[ENTRIES PROVIDED]
# # # # # # #
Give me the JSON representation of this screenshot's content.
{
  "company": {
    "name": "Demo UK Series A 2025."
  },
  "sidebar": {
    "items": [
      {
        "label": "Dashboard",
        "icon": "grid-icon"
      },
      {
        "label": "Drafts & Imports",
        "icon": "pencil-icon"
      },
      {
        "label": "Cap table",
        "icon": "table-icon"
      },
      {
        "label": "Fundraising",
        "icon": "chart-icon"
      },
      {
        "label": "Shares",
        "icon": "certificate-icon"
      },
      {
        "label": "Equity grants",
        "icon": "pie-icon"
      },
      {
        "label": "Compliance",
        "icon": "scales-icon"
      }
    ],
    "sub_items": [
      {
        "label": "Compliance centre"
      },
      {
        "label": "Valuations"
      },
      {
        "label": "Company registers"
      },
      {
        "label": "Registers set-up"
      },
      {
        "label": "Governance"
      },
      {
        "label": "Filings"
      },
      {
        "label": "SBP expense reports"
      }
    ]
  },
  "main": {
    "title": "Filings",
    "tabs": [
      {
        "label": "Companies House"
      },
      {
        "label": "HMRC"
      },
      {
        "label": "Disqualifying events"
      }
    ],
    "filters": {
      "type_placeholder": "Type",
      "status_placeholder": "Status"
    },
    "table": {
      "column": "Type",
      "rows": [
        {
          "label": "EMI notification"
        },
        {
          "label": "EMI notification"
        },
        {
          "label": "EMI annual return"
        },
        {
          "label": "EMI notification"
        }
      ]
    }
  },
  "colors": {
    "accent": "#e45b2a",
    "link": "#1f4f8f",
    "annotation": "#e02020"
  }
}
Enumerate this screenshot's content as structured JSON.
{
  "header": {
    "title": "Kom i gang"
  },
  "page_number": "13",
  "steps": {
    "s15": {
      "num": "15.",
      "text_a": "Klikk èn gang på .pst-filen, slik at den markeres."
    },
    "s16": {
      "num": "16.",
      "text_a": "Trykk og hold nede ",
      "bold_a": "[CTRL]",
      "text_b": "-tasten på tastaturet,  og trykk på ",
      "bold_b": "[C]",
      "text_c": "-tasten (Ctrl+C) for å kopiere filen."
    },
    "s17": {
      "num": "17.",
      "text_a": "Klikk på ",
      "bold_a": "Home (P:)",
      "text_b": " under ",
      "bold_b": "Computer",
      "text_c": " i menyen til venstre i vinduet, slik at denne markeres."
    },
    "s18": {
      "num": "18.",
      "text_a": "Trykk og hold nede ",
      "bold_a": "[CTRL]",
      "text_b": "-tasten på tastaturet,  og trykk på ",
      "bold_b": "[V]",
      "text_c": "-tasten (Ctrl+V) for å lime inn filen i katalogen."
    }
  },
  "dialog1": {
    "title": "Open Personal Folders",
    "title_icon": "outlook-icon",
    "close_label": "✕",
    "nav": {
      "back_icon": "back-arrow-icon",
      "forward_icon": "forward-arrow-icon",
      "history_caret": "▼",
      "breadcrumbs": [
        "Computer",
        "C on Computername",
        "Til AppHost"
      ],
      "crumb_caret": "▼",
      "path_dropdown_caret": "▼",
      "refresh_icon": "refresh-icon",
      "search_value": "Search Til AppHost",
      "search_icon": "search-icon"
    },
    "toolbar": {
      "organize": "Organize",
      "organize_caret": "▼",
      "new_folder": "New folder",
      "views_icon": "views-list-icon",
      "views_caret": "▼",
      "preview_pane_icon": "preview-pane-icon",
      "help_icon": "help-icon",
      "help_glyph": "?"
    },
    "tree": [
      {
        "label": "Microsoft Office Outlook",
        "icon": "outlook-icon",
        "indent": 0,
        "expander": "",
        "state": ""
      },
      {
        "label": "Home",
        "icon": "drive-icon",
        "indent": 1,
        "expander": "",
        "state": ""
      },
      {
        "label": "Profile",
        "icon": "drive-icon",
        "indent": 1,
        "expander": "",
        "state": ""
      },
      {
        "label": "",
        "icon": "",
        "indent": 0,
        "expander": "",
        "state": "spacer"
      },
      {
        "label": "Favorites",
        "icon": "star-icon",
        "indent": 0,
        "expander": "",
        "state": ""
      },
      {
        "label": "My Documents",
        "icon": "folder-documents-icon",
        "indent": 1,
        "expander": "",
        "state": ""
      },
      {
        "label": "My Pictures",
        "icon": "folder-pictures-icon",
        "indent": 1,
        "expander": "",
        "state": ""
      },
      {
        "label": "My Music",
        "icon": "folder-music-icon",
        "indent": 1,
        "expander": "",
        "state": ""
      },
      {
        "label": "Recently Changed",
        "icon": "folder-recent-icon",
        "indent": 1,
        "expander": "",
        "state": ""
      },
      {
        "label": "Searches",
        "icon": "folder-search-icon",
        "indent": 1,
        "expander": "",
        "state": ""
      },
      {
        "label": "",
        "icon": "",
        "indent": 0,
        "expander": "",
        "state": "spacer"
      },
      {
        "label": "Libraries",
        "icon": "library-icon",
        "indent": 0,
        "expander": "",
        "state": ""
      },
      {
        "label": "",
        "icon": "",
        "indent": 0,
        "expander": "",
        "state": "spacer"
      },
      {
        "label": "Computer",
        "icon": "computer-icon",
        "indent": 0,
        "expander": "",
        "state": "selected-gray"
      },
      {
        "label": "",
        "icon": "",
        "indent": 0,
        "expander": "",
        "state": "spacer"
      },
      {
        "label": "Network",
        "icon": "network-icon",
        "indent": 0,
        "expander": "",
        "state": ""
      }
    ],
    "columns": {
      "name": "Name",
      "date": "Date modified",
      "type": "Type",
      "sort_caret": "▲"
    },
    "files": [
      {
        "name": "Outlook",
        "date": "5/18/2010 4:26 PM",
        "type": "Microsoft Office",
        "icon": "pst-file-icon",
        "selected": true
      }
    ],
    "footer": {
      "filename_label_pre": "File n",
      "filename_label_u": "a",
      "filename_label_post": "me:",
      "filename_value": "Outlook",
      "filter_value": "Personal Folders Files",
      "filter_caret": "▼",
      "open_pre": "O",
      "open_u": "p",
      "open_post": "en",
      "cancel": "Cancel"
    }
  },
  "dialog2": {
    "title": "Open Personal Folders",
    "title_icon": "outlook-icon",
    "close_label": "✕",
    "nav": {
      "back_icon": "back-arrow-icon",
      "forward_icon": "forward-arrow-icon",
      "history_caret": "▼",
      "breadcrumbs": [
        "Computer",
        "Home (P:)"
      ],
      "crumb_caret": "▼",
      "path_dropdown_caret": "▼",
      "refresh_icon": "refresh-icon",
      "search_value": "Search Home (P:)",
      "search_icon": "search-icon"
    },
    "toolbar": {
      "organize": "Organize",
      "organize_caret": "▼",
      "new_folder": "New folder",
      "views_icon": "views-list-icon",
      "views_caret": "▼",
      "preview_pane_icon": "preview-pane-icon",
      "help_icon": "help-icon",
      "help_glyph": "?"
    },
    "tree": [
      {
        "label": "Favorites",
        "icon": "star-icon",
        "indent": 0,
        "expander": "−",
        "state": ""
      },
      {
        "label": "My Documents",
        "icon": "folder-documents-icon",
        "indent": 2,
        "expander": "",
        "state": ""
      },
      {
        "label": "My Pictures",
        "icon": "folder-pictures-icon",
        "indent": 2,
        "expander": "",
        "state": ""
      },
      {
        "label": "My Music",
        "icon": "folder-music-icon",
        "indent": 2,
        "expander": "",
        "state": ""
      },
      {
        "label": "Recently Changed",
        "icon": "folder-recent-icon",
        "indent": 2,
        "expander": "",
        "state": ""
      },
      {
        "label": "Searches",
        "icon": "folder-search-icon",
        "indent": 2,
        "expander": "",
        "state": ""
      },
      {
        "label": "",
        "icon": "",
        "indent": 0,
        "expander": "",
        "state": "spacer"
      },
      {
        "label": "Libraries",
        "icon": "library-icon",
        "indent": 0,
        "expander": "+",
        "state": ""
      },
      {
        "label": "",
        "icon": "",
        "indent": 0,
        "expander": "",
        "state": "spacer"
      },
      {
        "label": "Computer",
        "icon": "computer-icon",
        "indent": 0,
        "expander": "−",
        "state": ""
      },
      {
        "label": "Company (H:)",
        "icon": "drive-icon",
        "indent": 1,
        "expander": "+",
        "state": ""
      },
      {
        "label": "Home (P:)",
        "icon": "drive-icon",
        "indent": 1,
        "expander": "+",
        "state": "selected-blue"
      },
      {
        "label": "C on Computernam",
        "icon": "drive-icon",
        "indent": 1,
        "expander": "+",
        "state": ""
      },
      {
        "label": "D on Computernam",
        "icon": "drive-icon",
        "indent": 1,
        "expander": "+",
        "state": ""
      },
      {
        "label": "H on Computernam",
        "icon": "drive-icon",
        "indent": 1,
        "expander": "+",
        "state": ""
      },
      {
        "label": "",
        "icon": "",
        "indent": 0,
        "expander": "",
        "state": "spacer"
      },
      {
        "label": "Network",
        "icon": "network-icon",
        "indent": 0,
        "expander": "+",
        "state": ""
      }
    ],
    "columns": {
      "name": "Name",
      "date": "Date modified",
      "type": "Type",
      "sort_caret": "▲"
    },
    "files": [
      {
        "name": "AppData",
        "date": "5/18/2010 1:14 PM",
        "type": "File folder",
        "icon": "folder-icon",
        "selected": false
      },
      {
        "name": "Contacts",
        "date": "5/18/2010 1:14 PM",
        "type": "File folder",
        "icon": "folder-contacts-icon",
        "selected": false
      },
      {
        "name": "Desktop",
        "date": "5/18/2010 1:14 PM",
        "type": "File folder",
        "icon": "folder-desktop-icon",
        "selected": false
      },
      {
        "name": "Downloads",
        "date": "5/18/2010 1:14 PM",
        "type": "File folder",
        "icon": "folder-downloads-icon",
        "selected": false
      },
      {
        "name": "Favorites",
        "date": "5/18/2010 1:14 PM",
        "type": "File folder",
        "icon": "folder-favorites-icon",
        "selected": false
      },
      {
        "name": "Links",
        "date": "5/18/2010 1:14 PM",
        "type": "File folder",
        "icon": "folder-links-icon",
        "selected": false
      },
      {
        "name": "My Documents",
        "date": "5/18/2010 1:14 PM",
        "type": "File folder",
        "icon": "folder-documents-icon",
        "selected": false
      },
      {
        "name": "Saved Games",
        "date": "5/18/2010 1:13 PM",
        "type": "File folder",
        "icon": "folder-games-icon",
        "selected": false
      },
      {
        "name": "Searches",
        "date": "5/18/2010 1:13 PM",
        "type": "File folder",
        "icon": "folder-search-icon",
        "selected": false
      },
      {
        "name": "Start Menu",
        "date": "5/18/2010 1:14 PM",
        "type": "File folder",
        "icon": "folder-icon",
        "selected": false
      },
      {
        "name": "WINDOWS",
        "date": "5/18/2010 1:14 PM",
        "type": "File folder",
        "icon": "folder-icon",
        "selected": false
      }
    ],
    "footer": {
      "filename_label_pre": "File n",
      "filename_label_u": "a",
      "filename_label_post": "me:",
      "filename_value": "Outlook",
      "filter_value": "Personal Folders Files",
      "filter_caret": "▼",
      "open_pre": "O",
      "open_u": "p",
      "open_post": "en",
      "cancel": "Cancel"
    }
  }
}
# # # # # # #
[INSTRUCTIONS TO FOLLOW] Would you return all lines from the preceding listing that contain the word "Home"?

[WRITTEN ANSWER]
      "bold_a": "Home (P:)",
        "label": "Home",
        "Home (P:)"
      "search_value": "Search Home (P:)",
        "label": "Home (P:)",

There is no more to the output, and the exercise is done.